### Exercise objective:
Every line of the material must be reproduced exactly.

### Data for analysis:
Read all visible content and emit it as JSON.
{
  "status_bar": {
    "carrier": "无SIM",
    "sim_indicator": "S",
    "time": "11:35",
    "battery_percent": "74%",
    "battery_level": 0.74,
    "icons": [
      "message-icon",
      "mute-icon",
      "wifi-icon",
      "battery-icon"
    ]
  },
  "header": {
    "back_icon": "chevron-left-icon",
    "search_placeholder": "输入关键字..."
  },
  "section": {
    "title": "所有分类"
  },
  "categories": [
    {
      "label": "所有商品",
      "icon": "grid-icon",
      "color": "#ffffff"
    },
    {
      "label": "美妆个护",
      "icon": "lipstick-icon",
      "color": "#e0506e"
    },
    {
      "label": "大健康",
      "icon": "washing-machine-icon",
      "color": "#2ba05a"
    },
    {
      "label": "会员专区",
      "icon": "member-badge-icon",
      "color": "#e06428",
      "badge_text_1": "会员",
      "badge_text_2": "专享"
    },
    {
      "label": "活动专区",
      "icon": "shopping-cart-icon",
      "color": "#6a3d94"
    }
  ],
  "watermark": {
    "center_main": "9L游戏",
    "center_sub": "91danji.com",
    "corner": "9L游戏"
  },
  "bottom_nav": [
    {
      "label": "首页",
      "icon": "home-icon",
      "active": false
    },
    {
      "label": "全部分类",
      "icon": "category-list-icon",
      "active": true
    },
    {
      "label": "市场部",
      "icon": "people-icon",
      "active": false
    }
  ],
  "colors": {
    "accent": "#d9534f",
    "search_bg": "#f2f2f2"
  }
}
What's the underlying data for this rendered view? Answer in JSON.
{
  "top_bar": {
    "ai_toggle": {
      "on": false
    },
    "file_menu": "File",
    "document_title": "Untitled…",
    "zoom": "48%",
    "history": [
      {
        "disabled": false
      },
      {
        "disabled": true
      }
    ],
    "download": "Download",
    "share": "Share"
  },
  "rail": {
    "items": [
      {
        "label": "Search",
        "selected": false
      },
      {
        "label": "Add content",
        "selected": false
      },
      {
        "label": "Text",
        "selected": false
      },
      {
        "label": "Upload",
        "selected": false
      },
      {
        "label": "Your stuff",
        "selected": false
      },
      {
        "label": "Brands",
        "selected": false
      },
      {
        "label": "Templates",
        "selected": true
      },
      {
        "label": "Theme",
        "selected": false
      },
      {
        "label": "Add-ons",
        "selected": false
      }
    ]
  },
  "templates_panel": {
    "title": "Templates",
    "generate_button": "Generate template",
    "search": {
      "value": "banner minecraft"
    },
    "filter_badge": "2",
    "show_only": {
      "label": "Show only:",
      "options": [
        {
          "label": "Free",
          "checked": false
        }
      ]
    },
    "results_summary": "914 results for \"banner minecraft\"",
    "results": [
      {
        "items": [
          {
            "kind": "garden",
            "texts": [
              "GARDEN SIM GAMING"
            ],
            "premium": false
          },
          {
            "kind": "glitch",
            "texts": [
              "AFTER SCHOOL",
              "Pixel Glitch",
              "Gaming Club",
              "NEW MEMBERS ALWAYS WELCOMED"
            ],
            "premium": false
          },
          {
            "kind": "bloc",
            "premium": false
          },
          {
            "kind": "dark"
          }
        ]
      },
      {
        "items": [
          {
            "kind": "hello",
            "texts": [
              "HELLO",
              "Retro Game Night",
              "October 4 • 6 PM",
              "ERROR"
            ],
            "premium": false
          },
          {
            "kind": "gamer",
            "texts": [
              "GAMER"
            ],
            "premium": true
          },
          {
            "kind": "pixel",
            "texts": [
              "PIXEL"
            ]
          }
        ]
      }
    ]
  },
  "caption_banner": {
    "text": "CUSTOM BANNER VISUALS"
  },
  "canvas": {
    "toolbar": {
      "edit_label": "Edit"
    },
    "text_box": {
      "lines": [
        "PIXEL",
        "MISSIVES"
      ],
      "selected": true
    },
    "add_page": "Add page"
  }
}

### Response for this exercise:
Read all visible content and emit it as JSON.
{
  "status_bar": {
    "carrier": "无SIM",
    "sim_indicator": "S",
    "time": "11:35",
    "battery_percent": "74%",
    "battery_level": 0.74,
    "icons": [
      "message-icon",
      "mute-icon",
      "wifi-icon",
      "battery-icon"
    ]
  },
  "header": {
    "back_icon": "chevron-left-icon",
    "search_placeholder": "输入关键字..."
  },
  "section": {
    "title": "所有分类"
  },
  "categories": [
    {
      "label": "所有商品",
      "icon": "grid-icon",
      "color": "#ffffff"
    },
    {
      "label": "美妆个护",
      "icon": "lipstick-icon",
      "color": "#e0506e"
    },
    {
      "label": "大健康",
      "icon": "washing-machine-icon",
      "color": "#2ba05a"
    },
    {
      "label": "会员专区",
      "icon": "member-badge-icon",
      "color": "#e06428",
      "badge_text_1": "会员",
      "badge_text_2": "专享"
    },
    {
      "label": "活动专区",
      "icon": "shopping-cart-icon",
      "color": "#6a3d94"
    }
  ],
  "watermark": {
    "center_main": "9L游戏",
    "center_sub": "91danji.com",
    "corner": "9L游戏"
  },
  "bottom_nav": [
    {
      "label": "首页",
      "icon": "home-icon",
      "active": false
    },
    {
      "label": "全部分类",
      "icon": "category-list-icon",
      "active": true
    },
    {
      "label": "市场部",
      "icon": "people-icon",
      "active": false
    }
  ],
  "colors": {
    "accent": "#d9534f",
    "search_bg": "#f2f2f2"
  }
}
What's the underlying data for this rendered view? Answer in JSON.
{
  "top_bar": {
    "ai_toggle": {
      "on": false
    },
    "file_menu": "File",
    "document_title": "Untitled…",
    "zoom": "48%",
    "history": [
      {
        "disabled": false
      },
      {
        "disabled": true
      }
    ],
    "download": "Download",
    "share": "Share"
  },
  "rail": {
    "items": [
      {
        "label": "Search",
        "selected": false
      },
      {
        "label": "Add content",
        "selected": false
      },
      {
        "label": "Text",
        "selected": false
      },
      {
        "label": "Upload",
        "selected": false
      },
      {
        "label": "Your stuff",
        "selected": false
      },
      {
        "label": "Brands",
        "selected": false
      },
      {
        "label": "Templates",
        "selected": true
      },
      {
        "label": "Theme",
        "selected": false
      },
      {
        "label": "Add-ons",
        "selected": false
      }
    ]
  },
  "templates_panel": {
    "title": "Templates",
    "generate_button": "Generate template",
    "search": {
      "value": "banner minecraft"
    },
    "filter_badge": "2",
    "show_only": {
      "label": "Show only:",
      "options": [
        {
          "label": "Free",
          "checked": false
        }
      ]
    },
    "results_summary": "914 results for \"banner minecraft\"",
    "results": [
      {
        "items": [
          {
            "kind": "garden",
            "texts": [
              "GARDEN SIM GAMING"
            ],
            "premium": false
          },
          {
            "kind": "glitch",
            "texts": [
              "AFTER SCHOOL",
              "Pixel Glitch",
              "Gaming Club",
              "NEW MEMBERS ALWAYS WELCOMED"
            ],
            "premium": false
          },
          {
            "kind": "bloc",
            "premium": false
          },
          {
            "kind": "dark"
          }
        ]
      },
      {
        "items": [
          {
            "kind": "hello",
            "texts": [
              "HELLO",
              "Retro Game Night",
              "October 4 • 6 PM",
              "ERROR"
            ],
            "premium": false
          },
          {
            "kind": "gamer",
            "texts": [
              "GAMER"
            ],
            "premium": true
          },
          {
            "kind": "pixel",
            "texts": [
              "PIXEL"
            ]
          }
        ]
      }
    ]
  },
  "caption_banner": {
    "text": "CUSTOM BANNER VISUALS"
  },
  "canvas": {
    "toolbar": {
      "edit_label": "Edit"
    },
    "text_box": {
      "lines": [
        "PIXEL",
        "MISSIVES"
      ],
      "selected": true
    },
    "add_page": "Add page"
  }
}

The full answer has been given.